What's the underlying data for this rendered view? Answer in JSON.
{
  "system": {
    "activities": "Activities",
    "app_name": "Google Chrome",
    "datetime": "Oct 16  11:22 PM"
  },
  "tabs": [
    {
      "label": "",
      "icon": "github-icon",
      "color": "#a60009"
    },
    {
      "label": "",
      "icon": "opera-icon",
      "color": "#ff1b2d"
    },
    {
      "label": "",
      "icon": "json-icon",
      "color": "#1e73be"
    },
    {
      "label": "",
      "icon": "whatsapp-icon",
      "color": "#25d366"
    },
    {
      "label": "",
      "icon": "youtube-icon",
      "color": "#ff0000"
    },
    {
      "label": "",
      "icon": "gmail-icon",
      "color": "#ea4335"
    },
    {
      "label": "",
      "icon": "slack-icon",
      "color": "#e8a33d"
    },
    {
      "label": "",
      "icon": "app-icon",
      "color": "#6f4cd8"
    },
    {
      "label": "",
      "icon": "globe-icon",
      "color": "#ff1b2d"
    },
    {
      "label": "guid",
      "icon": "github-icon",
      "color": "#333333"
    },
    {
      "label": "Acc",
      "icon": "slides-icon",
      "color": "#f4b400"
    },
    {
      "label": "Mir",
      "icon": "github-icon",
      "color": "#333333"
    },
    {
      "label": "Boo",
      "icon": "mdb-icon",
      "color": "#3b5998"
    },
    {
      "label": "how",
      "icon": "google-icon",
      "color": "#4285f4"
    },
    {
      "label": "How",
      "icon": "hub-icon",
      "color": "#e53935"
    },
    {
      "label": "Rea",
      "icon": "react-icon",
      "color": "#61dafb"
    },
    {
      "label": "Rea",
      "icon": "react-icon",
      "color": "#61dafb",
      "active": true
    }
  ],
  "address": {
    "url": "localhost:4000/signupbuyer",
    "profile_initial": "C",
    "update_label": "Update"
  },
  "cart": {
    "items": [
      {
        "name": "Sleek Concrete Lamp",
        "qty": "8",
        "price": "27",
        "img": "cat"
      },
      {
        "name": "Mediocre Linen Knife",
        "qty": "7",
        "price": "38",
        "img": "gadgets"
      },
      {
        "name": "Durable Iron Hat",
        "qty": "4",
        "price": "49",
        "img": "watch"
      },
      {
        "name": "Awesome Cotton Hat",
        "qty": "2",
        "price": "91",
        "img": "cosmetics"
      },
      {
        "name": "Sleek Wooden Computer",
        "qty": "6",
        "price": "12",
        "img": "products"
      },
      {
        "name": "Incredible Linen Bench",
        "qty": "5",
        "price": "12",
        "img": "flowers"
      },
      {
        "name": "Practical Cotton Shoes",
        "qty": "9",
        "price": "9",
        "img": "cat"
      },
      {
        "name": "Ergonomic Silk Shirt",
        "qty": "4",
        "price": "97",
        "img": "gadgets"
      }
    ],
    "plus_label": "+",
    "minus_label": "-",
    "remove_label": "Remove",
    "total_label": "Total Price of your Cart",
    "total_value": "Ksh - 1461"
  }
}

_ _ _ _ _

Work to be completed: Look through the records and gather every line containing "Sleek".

The answer:
        "name": "Sleek Concrete Lamp",
        "name": "Sleek Wooden Computer",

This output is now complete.